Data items
━━━
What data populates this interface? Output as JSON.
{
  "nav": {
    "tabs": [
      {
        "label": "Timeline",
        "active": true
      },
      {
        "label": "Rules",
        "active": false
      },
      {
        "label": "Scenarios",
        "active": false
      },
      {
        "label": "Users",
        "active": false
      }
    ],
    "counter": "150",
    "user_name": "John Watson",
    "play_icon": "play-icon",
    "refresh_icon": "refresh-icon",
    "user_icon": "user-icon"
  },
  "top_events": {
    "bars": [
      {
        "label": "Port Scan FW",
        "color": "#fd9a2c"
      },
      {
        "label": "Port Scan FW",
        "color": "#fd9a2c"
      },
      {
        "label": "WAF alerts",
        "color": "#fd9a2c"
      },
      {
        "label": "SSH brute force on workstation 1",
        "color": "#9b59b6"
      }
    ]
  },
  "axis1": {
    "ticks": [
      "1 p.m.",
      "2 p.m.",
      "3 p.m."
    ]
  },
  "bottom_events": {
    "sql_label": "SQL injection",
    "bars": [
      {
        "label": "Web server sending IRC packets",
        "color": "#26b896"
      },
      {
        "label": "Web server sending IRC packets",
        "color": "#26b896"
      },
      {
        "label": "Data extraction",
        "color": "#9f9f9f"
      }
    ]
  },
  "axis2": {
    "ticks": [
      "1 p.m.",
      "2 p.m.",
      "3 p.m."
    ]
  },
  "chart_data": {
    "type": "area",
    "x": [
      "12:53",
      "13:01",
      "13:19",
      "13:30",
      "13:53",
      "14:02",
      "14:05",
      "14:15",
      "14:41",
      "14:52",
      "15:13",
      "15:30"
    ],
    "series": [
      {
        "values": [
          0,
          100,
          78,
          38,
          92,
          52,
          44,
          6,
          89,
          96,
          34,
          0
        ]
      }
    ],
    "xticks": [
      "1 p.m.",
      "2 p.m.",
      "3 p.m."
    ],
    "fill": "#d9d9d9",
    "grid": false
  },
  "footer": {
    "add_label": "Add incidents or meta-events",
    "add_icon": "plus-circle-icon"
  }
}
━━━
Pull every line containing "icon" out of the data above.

    "play_icon": "play-icon",
    "refresh_icon": "refresh-icon",
    "user_icon": "user-icon"
    "add_icon": "plus-circle-icon"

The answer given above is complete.